**Task material:**
=== Begin Enclosure ===
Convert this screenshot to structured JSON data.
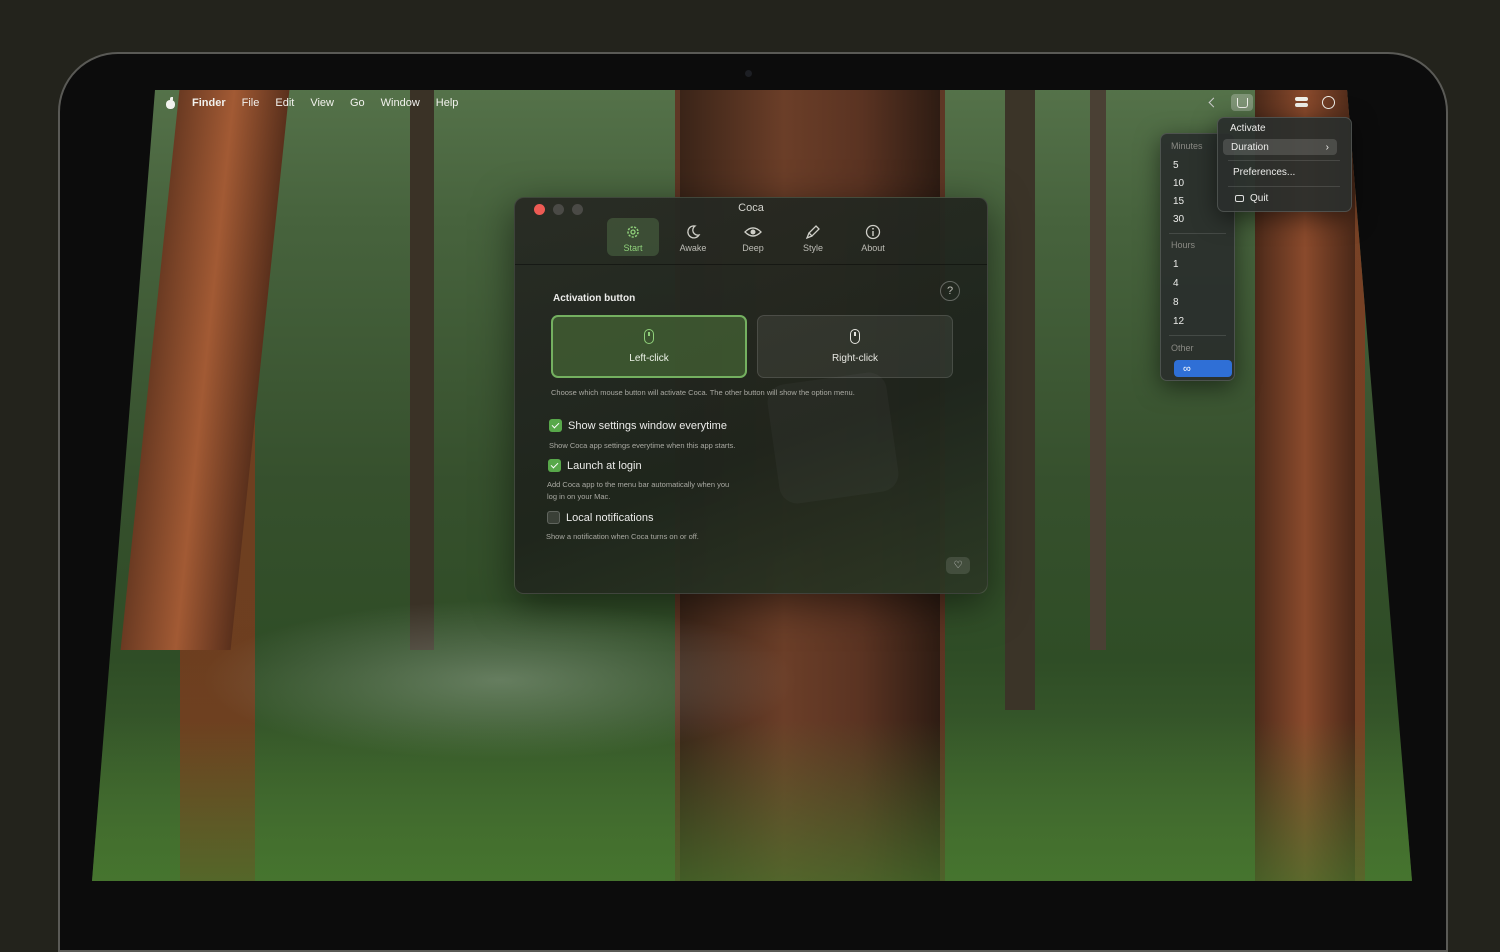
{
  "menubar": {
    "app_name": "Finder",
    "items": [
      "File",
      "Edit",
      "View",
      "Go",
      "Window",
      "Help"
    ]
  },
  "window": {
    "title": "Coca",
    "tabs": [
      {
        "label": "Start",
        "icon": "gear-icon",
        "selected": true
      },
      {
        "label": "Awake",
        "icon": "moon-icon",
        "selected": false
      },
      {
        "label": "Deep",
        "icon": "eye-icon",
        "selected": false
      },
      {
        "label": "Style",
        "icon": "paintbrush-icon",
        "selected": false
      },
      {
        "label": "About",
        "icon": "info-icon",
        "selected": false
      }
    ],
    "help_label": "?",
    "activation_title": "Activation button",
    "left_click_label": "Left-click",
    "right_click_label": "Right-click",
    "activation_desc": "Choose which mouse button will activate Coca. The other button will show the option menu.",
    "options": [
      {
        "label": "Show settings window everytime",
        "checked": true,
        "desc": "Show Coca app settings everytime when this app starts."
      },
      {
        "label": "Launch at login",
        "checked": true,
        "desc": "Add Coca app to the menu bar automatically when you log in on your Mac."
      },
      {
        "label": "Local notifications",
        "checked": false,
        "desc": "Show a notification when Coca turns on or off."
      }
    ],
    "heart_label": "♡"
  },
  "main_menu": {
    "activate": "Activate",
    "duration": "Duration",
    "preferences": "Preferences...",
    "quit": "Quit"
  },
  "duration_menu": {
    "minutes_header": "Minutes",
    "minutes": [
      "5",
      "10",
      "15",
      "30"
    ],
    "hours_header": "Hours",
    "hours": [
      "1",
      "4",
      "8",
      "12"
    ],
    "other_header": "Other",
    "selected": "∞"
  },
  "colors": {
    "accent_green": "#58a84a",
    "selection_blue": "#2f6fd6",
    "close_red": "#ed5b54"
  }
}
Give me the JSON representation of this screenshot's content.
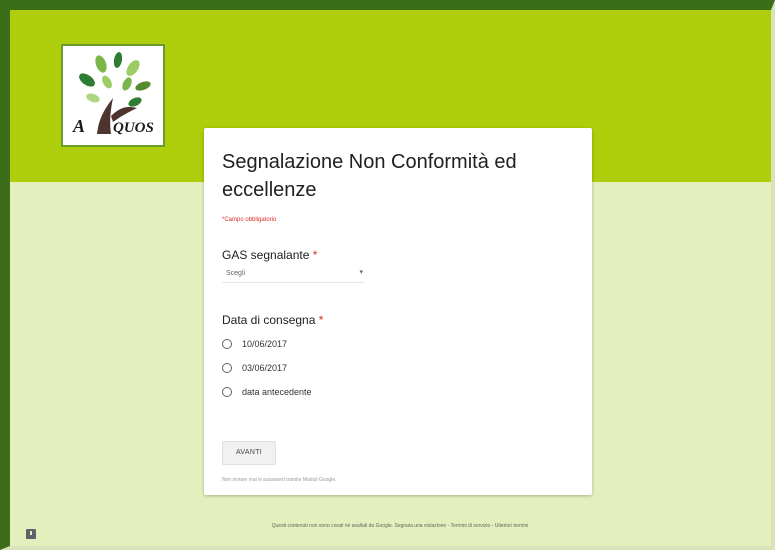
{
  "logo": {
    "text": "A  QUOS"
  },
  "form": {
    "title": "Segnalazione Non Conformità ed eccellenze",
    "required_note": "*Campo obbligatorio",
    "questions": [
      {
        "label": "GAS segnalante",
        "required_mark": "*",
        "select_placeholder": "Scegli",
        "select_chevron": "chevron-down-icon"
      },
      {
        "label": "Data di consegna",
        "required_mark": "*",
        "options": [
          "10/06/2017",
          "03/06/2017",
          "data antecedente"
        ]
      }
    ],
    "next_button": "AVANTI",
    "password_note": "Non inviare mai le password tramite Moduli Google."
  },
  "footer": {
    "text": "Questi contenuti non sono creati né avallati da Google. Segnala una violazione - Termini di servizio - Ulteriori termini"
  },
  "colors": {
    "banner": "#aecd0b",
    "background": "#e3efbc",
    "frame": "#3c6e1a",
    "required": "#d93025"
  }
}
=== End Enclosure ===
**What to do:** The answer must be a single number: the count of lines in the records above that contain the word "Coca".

**Output for this task:** 5